To begin tracking your spending accurately, try recording all of your day-to-day and regular expenses. Many financial websites offer automatic record-keeping of all debit and credit card transactions, and you can input any cash expenses manually. At MoneyLion our mobile app includes a personal financial management tool where you can see all of your spending transactions for accounts you’ve linked.

Then take those transactions and create a spreadsheet that lists all of your income items and expense items. To help you get started we’ve created this simple budgeting template that you can use to begin inputting your own numbers. Feel free to download, customize, and do whatever else you need to in order to make the spreadsheet work for you.

MoneyLion Budgeting Spreadsheet

A few notes:

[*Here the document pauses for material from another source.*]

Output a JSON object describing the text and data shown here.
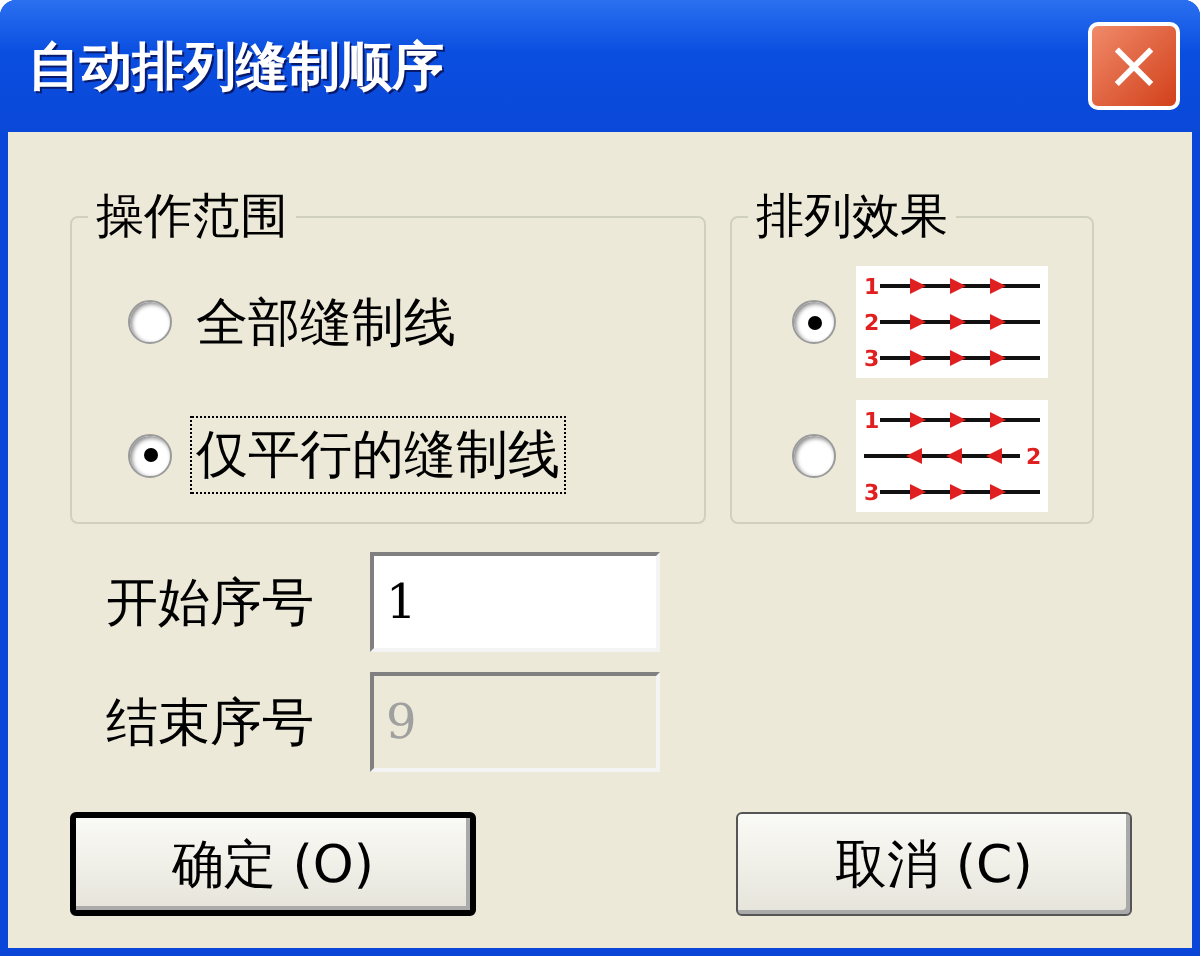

  • The yellow cells are the ones where you can input your own numbers. Try to fill out as many of them as you can to get the most complete pictures of your income and expenses. The values that are there now are just placeholders.
  • All of your numbers should be monthly.
  • When you’ve filled all the yellow boxes, the key is to look at the “Difference” at the bottom of the spreadsheet to see what your total monthly income minus total monthly expenses look like.
    • If it’s positive, then congratulations! This is the potential amount of money you can save each month. It’s best to put your savings on automatic (see below).
    • If this number is negative, your next step is to look at your top expense categories in the pie chart. Are you spending too much on a car payment, eating out, or clothes? Go through each spending category and think hard about what expenses you can reduce, or even eliminate. Think about the potential savings: cutting the cord on a cable bill that costs $70 per month and switching over to a streaming service like Netflix that costs $9.99 per month – a $60 monthly savings – adds up to $60 x 12 = $720 per year.

When you have a better idea about where your money goes, you can help yourself avoid many spending traps and get a better handle on what spending is necessary, what’s a luxury you can’t live without and what is true excess.

You might find that tracking your spending will reap benefits very quickly. Several studies have shown that consumers that merely stay more aware of their spending tend to spend less. One financial website showed its users cut their grocery bills by 20 percent and their overall spending by 15 percent just four months after keeping track of where their money went.

Put your savings on automatic

The financial power you get from budgeting is only as strong as your willingness to stick to it. One way to stay disciplined is to make it as easy on yourself as possible by putting some of your choices on autopilot. For example, you can pay yourself first by automatically diverting a portion of your earnings into a savings account or other designated account before it even reaches your main spending account.

From a psychological standpoint it’s easier to adjust your lifestyle to a level when you’re automatically saving a set amount each month, by treating savings as a kind of “bill” that you need to pay (yourself) first. This way, you can keep accumulating savings without the risk of impulsively spending it. Read our other blog post for more tips on how to get started savings.

But that’s not to say impulsive spending can never happen. Part of your budget should definitely include indulgences that are no less a part of life than buying a car or making a down payment on a house. The “no-fun budget” is similar to a diet that only lets you eat lettuce and carrots – they never last, so make sure you can still have some fun, enjoy life, but also do it in a way so that you can begin saving for your eventual retirement!